- [WHAT IS REQUIRED]: In this exercise, reproduce the whole listing exactly.
### DATA ###
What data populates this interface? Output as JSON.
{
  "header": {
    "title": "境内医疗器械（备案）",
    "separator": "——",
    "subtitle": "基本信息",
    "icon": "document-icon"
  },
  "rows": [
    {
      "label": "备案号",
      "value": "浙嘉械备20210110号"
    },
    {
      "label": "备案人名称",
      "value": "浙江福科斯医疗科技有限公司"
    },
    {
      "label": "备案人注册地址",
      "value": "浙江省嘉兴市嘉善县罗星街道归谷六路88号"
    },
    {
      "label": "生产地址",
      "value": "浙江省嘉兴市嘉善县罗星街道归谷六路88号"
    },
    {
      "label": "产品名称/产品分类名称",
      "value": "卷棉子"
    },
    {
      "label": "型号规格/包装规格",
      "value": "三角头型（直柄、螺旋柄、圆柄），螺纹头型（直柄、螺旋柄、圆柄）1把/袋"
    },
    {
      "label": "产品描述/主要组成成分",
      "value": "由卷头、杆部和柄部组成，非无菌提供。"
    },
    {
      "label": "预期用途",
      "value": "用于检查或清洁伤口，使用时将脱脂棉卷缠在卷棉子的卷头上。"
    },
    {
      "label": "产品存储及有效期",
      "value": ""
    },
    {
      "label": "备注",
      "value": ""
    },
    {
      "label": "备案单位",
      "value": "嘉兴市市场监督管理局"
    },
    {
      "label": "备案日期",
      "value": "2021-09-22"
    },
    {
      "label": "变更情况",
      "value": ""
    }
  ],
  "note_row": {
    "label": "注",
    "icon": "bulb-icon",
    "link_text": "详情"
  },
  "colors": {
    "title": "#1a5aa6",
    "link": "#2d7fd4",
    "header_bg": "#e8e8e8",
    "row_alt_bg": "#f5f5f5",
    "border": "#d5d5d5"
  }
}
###
- [RESULT]:
What data populates this interface? Output as JSON.
{
  "header": {
    "title": "境内医疗器械（备案）",
    "separator": "——",
    "subtitle": "基本信息",
    "icon": "document-icon"
  },
  "rows": [
    {
      "label": "备案号",
      "value": "浙嘉械备20210110号"
    },
    {
      "label": "备案人名称",
      "value": "浙江福科斯医疗科技有限公司"
    },
    {
      "label": "备案人注册地址",
      "value": "浙江省嘉兴市嘉善县罗星街道归谷六路88号"
    },
    {
      "label": "生产地址",
      "value": "浙江省嘉兴市嘉善县罗星街道归谷六路88号"
    },
    {
      "label": "产品名称/产品分类名称",
      "value": "卷棉子"
    },
    {
      "label": "型号规格/包装规格",
      "value": "三角头型（直柄、螺旋柄、圆柄），螺纹头型（直柄、螺旋柄、圆柄）1把/袋"
    },
    {
      "label": "产品描述/主要组成成分",
      "value": "由卷头、杆部和柄部组成，非无菌提供。"
    },
    {
      "label": "预期用途",
      "value": "用于检查或清洁伤口，使用时将脱脂棉卷缠在卷棉子的卷头上。"
    },
    {
      "label": "产品存储及有效期",
      "value": ""
    },
    {
      "label": "备注",
      "value": ""
    },
    {
      "label": "备案单位",
      "value": "嘉兴市市场监督管理局"
    },
    {
      "label": "备案日期",
      "value": "2021-09-22"
    },
    {
      "label": "变更情况",
      "value": ""
    }
  ],
  "note_row": {
    "label": "注",
    "icon": "bulb-icon",
    "link_text": "详情"
  },
  "colors": {
    "title": "#1a5aa6",
    "link": "#2d7fd4",
    "header_bg": "#e8e8e8",
    "row_alt_bg": "#f5f5f5",
    "border": "#d5d5d5"
  }
}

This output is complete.